Self Pay

There are no limitations for self pay patients/clients, and providing telehealth services is a great way to increase revenue with patients that are selfpay or value premium services.

Telemedicine CPT Codes

Unique CPT codes do not exist specifically for telemedicine or telehealth. Instead a modifier is applied to existing codes.

  • For interactive audio and video sessions, place a GT modifier in front of the CPT codes you typically use for in person services.
  • For services provided via an asynchronous telecommunication system, simply add a GQ modifier in front of the CPT codes you typically use for in person services.

Telehealth Parity

New York has a parity law that was enacted in 2014. It requires parity under private payors, Medicaid, and state employee health plans.
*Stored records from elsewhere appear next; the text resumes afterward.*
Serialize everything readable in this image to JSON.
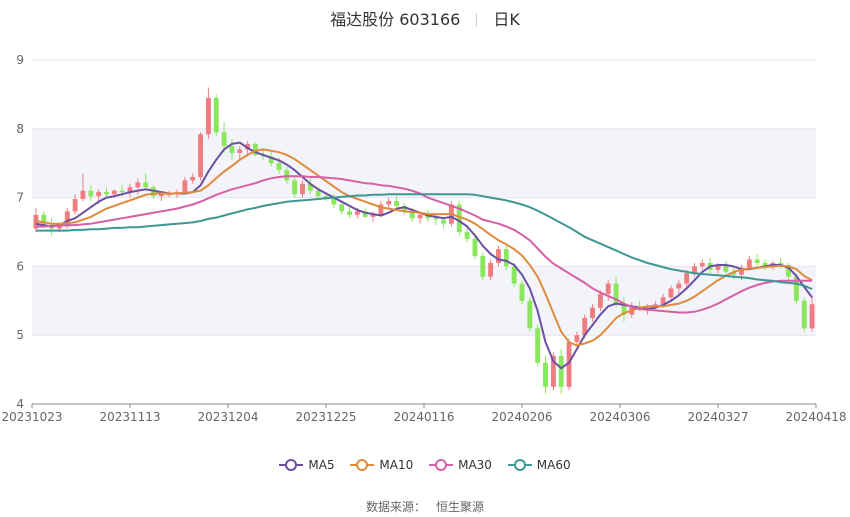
{
  "chart_data": {
    "type": "candlestick",
    "title": "福达股份 603166",
    "period": "日K",
    "ylim": [
      4,
      9
    ],
    "yticks": [
      4,
      5,
      6,
      7,
      8,
      9
    ],
    "x_tick_labels": [
      "20231023",
      "20231113",
      "20231204",
      "20231225",
      "20240116",
      "20240206",
      "20240306",
      "20240327",
      "20240418"
    ],
    "grid": true,
    "legend_position": "bottom",
    "colors": {
      "up": "#f07c82",
      "down": "#8ae65a",
      "MA5": "#6a4fa3",
      "MA10": "#e08a3c",
      "MA30": "#d65fa6",
      "MA60": "#3e9695"
    },
    "ohlc": [
      [
        6.55,
        6.85,
        6.5,
        6.75
      ],
      [
        6.75,
        6.8,
        6.55,
        6.6
      ],
      [
        6.6,
        6.7,
        6.45,
        6.55
      ],
      [
        6.55,
        6.6,
        6.5,
        6.58
      ],
      [
        6.58,
        6.85,
        6.55,
        6.8
      ],
      [
        6.8,
        7.05,
        6.75,
        6.98
      ],
      [
        6.98,
        7.35,
        6.95,
        7.1
      ],
      [
        7.1,
        7.18,
        6.95,
        7.02
      ],
      [
        7.02,
        7.12,
        6.9,
        7.08
      ],
      [
        7.08,
        7.15,
        7.0,
        7.05
      ],
      [
        7.05,
        7.12,
        7.0,
        7.1
      ],
      [
        7.1,
        7.18,
        7.02,
        7.08
      ],
      [
        7.08,
        7.2,
        7.0,
        7.15
      ],
      [
        7.15,
        7.28,
        7.05,
        7.22
      ],
      [
        7.22,
        7.35,
        7.1,
        7.15
      ],
      [
        7.15,
        7.18,
        6.98,
        7.02
      ],
      [
        7.02,
        7.08,
        6.95,
        7.05
      ],
      [
        7.05,
        7.1,
        7.0,
        7.05
      ],
      [
        7.05,
        7.12,
        7.0,
        7.08
      ],
      [
        7.08,
        7.3,
        7.05,
        7.25
      ],
      [
        7.25,
        7.35,
        7.2,
        7.3
      ],
      [
        7.3,
        7.95,
        7.25,
        7.92
      ],
      [
        7.92,
        8.6,
        7.85,
        8.45
      ],
      [
        8.45,
        8.5,
        7.9,
        7.95
      ],
      [
        7.95,
        8.1,
        7.65,
        7.75
      ],
      [
        7.75,
        7.85,
        7.55,
        7.65
      ],
      [
        7.65,
        7.75,
        7.55,
        7.7
      ],
      [
        7.7,
        7.82,
        7.6,
        7.78
      ],
      [
        7.78,
        7.8,
        7.6,
        7.62
      ],
      [
        7.62,
        7.7,
        7.55,
        7.6
      ],
      [
        7.6,
        7.68,
        7.45,
        7.5
      ],
      [
        7.5,
        7.58,
        7.35,
        7.4
      ],
      [
        7.4,
        7.45,
        7.2,
        7.25
      ],
      [
        7.25,
        7.3,
        7.0,
        7.05
      ],
      [
        7.05,
        7.25,
        7.0,
        7.2
      ],
      [
        7.2,
        7.28,
        7.05,
        7.1
      ],
      [
        7.1,
        7.15,
        7.0,
        7.02
      ],
      [
        7.02,
        7.08,
        6.95,
        7.0
      ],
      [
        7.0,
        7.05,
        6.85,
        6.9
      ],
      [
        6.9,
        6.95,
        6.75,
        6.8
      ],
      [
        6.8,
        6.88,
        6.7,
        6.75
      ],
      [
        6.75,
        6.85,
        6.7,
        6.8
      ],
      [
        6.8,
        6.85,
        6.7,
        6.72
      ],
      [
        6.72,
        6.8,
        6.65,
        6.75
      ],
      [
        6.75,
        6.95,
        6.72,
        6.9
      ],
      [
        6.9,
        7.0,
        6.85,
        6.95
      ],
      [
        6.95,
        7.02,
        6.85,
        6.88
      ],
      [
        6.88,
        6.92,
        6.75,
        6.8
      ],
      [
        6.8,
        6.85,
        6.65,
        6.7
      ],
      [
        6.7,
        6.78,
        6.62,
        6.75
      ],
      [
        6.75,
        6.82,
        6.65,
        6.7
      ],
      [
        6.7,
        6.75,
        6.6,
        6.68
      ],
      [
        6.68,
        6.72,
        6.55,
        6.62
      ],
      [
        6.62,
        6.95,
        6.58,
        6.9
      ],
      [
        6.9,
        6.95,
        6.45,
        6.5
      ],
      [
        6.5,
        6.55,
        6.35,
        6.4
      ],
      [
        6.4,
        6.45,
        6.1,
        6.15
      ],
      [
        6.15,
        6.2,
        5.8,
        5.85
      ],
      [
        5.85,
        6.1,
        5.8,
        6.05
      ],
      [
        6.05,
        6.3,
        6.0,
        6.25
      ],
      [
        6.25,
        6.3,
        5.95,
        6.0
      ],
      [
        6.0,
        6.05,
        5.7,
        5.75
      ],
      [
        5.75,
        5.8,
        5.45,
        5.5
      ],
      [
        5.5,
        5.55,
        5.05,
        5.1
      ],
      [
        5.1,
        5.15,
        4.55,
        4.6
      ],
      [
        4.6,
        4.7,
        4.15,
        4.25
      ],
      [
        4.25,
        4.75,
        4.2,
        4.7
      ],
      [
        4.7,
        4.8,
        4.15,
        4.25
      ],
      [
        4.25,
        4.95,
        4.2,
        4.9
      ],
      [
        4.9,
        5.05,
        4.85,
        5.0
      ],
      [
        5.0,
        5.3,
        4.95,
        5.25
      ],
      [
        5.25,
        5.45,
        5.2,
        5.4
      ],
      [
        5.4,
        5.65,
        5.35,
        5.6
      ],
      [
        5.6,
        5.8,
        5.5,
        5.75
      ],
      [
        5.75,
        5.85,
        5.4,
        5.45
      ],
      [
        5.45,
        5.55,
        5.2,
        5.3
      ],
      [
        5.3,
        5.48,
        5.25,
        5.42
      ],
      [
        5.42,
        5.5,
        5.35,
        5.38
      ],
      [
        5.38,
        5.45,
        5.3,
        5.4
      ],
      [
        5.4,
        5.5,
        5.35,
        5.45
      ],
      [
        5.45,
        5.6,
        5.4,
        5.55
      ],
      [
        5.55,
        5.72,
        5.5,
        5.68
      ],
      [
        5.68,
        5.8,
        5.6,
        5.75
      ],
      [
        5.75,
        5.95,
        5.7,
        5.9
      ],
      [
        5.9,
        6.05,
        5.85,
        6.0
      ],
      [
        6.0,
        6.1,
        5.95,
        6.05
      ],
      [
        6.05,
        6.12,
        5.9,
        5.95
      ],
      [
        5.95,
        6.05,
        5.9,
        6.02
      ],
      [
        6.02,
        6.08,
        5.88,
        5.92
      ],
      [
        5.92,
        5.98,
        5.82,
        5.88
      ],
      [
        5.88,
        6.02,
        5.8,
        5.98
      ],
      [
        5.98,
        6.15,
        5.95,
        6.1
      ],
      [
        6.1,
        6.18,
        6.0,
        6.05
      ],
      [
        6.05,
        6.1,
        5.95,
        6.0
      ],
      [
        6.0,
        6.08,
        5.95,
        6.05
      ],
      [
        6.05,
        6.12,
        5.98,
        6.02
      ],
      [
        6.02,
        6.05,
        5.8,
        5.85
      ],
      [
        5.85,
        5.9,
        5.45,
        5.5
      ],
      [
        5.5,
        5.55,
        5.05,
        5.1
      ],
      [
        5.1,
        5.55,
        5.05,
        5.45
      ]
    ],
    "series": [
      {
        "name": "MA5",
        "values": [
          6.62,
          6.6,
          6.58,
          6.6,
          6.66,
          6.7,
          6.78,
          6.86,
          6.94,
          7.0,
          7.02,
          7.05,
          7.08,
          7.1,
          7.12,
          7.1,
          7.08,
          7.06,
          7.06,
          7.06,
          7.08,
          7.18,
          7.38,
          7.55,
          7.7,
          7.78,
          7.8,
          7.72,
          7.66,
          7.62,
          7.58,
          7.54,
          7.48,
          7.4,
          7.3,
          7.2,
          7.12,
          7.06,
          7.0,
          6.94,
          6.88,
          6.82,
          6.78,
          6.76,
          6.74,
          6.78,
          6.84,
          6.86,
          6.82,
          6.78,
          6.74,
          6.72,
          6.7,
          6.72,
          6.66,
          6.58,
          6.45,
          6.3,
          6.18,
          6.1,
          6.08,
          6.02,
          5.88,
          5.68,
          5.35,
          4.9,
          4.62,
          4.52,
          4.6,
          4.8,
          5.0,
          5.15,
          5.3,
          5.42,
          5.46,
          5.44,
          5.42,
          5.4,
          5.38,
          5.4,
          5.44,
          5.5,
          5.58,
          5.68,
          5.8,
          5.92,
          6.0,
          6.02,
          6.02,
          6.0,
          5.96,
          5.96,
          5.98,
          6.0,
          6.02,
          6.02,
          5.98,
          5.86,
          5.7,
          5.55
        ]
      },
      {
        "name": "MA10",
        "values": [
          6.66,
          6.64,
          6.62,
          6.62,
          6.63,
          6.64,
          6.68,
          6.72,
          6.78,
          6.84,
          6.88,
          6.92,
          6.96,
          7.0,
          7.04,
          7.06,
          7.06,
          7.06,
          7.06,
          7.07,
          7.08,
          7.1,
          7.18,
          7.28,
          7.38,
          7.46,
          7.55,
          7.62,
          7.68,
          7.7,
          7.68,
          7.66,
          7.62,
          7.56,
          7.48,
          7.4,
          7.32,
          7.24,
          7.16,
          7.08,
          7.02,
          6.98,
          6.94,
          6.9,
          6.86,
          6.84,
          6.82,
          6.8,
          6.79,
          6.78,
          6.76,
          6.76,
          6.76,
          6.76,
          6.72,
          6.68,
          6.62,
          6.54,
          6.46,
          6.38,
          6.32,
          6.25,
          6.16,
          6.02,
          5.85,
          5.6,
          5.32,
          5.05,
          4.9,
          4.85,
          4.88,
          4.92,
          5.0,
          5.12,
          5.25,
          5.32,
          5.36,
          5.4,
          5.42,
          5.42,
          5.42,
          5.44,
          5.46,
          5.5,
          5.56,
          5.64,
          5.72,
          5.8,
          5.86,
          5.92,
          5.95,
          5.97,
          5.98,
          5.99,
          6.0,
          6.01,
          6.0,
          5.96,
          5.86,
          5.8
        ]
      },
      {
        "name": "MA30",
        "values": [
          6.58,
          6.58,
          6.59,
          6.59,
          6.6,
          6.6,
          6.61,
          6.62,
          6.64,
          6.66,
          6.68,
          6.7,
          6.72,
          6.74,
          6.76,
          6.78,
          6.8,
          6.82,
          6.84,
          6.87,
          6.9,
          6.94,
          6.99,
          7.04,
          7.08,
          7.12,
          7.15,
          7.18,
          7.21,
          7.25,
          7.28,
          7.3,
          7.31,
          7.31,
          7.31,
          7.3,
          7.3,
          7.29,
          7.28,
          7.27,
          7.25,
          7.23,
          7.21,
          7.2,
          7.18,
          7.17,
          7.15,
          7.13,
          7.1,
          7.06,
          7.0,
          6.96,
          6.92,
          6.88,
          6.84,
          6.79,
          6.74,
          6.68,
          6.65,
          6.62,
          6.58,
          6.53,
          6.46,
          6.38,
          6.26,
          6.14,
          6.04,
          5.97,
          5.9,
          5.83,
          5.76,
          5.68,
          5.62,
          5.57,
          5.52,
          5.46,
          5.41,
          5.38,
          5.37,
          5.36,
          5.35,
          5.34,
          5.33,
          5.33,
          5.34,
          5.37,
          5.41,
          5.46,
          5.52,
          5.58,
          5.64,
          5.69,
          5.73,
          5.76,
          5.78,
          5.79,
          5.79,
          5.79,
          5.79,
          5.79
        ]
      },
      {
        "name": "MA60",
        "values": [
          6.52,
          6.52,
          6.52,
          6.52,
          6.52,
          6.53,
          6.53,
          6.54,
          6.54,
          6.55,
          6.56,
          6.56,
          6.57,
          6.57,
          6.58,
          6.59,
          6.6,
          6.61,
          6.62,
          6.63,
          6.64,
          6.66,
          6.69,
          6.71,
          6.74,
          6.77,
          6.8,
          6.83,
          6.85,
          6.88,
          6.9,
          6.92,
          6.94,
          6.95,
          6.96,
          6.97,
          6.98,
          6.99,
          7.0,
          7.01,
          7.02,
          7.03,
          7.03,
          7.04,
          7.04,
          7.05,
          7.05,
          7.05,
          7.05,
          7.05,
          7.05,
          7.05,
          7.05,
          7.05,
          7.05,
          7.05,
          7.04,
          7.02,
          7.0,
          6.98,
          6.96,
          6.93,
          6.9,
          6.86,
          6.81,
          6.75,
          6.69,
          6.63,
          6.57,
          6.5,
          6.43,
          6.38,
          6.33,
          6.28,
          6.23,
          6.18,
          6.13,
          6.09,
          6.05,
          6.02,
          5.99,
          5.96,
          5.94,
          5.92,
          5.9,
          5.89,
          5.88,
          5.87,
          5.86,
          5.85,
          5.84,
          5.83,
          5.81,
          5.8,
          5.79,
          5.77,
          5.76,
          5.75,
          5.72,
          5.67
        ]
      }
    ]
  },
  "header": {
    "title": "福达股份 603166",
    "period": "日K"
  },
  "legend": [
    "MA5",
    "MA10",
    "MA30",
    "MA60"
  ],
  "source": {
    "label": "数据来源：",
    "name": "恒生聚源"
  }
}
See New York State Insurance Law § 3217-H (2014)

 

“The commissioner shall not exclude from the payment of medical assistance funds the delivery of health care services through telehealth, as defined in subdivision four of section two thousand nine hundred ninety-nine-cc of the public health law.  Such services shall meet the requirements of federal law, rules and regulations for the provision of medical assistance pursuant to this title.”

New York Consolidated Laws, Social Services Law – SOS § 367-u

Definitions

Telehealth Parity

Telehealth services are equal to in person services and reimbursed at the same rate.

Asynchronous Communication

The exchange of messages, such as among the hosts on a network or devices in a computer, by reading and responding as schedules permit rather than according to some clock that is synchronized for both the sender and receiver or in real time. Email, chat and text messaging are primary examples of asynchronous communication.

Distant or Hub Site

The location or site where the practitioner or provider is located while utilizing telemedicine services to meet with patients.

Originating Site

The location of the patient at the time services are provided. An originating site can be the client's home or a public facility like a rural hospital or physician's office. Many payors will reimburse for an originating site fee if it meets specific requirements. Rural use cases provide an applicable example for an eligible originating site fee where the patient will go to a local medical facility like a primary care physician's office and meet with a specialist located in distant urban health facility.

Additional Telemedicine Resources

Telehealth and telemedicine are fast growing and changing segments. Both state licensure and state legislation are changing rapidly along with federal legislation and for this reason the information provided cannot be considered legal advice. We make every attempt to keep state specific information up to date, but encourage you to validate this information through the following sites: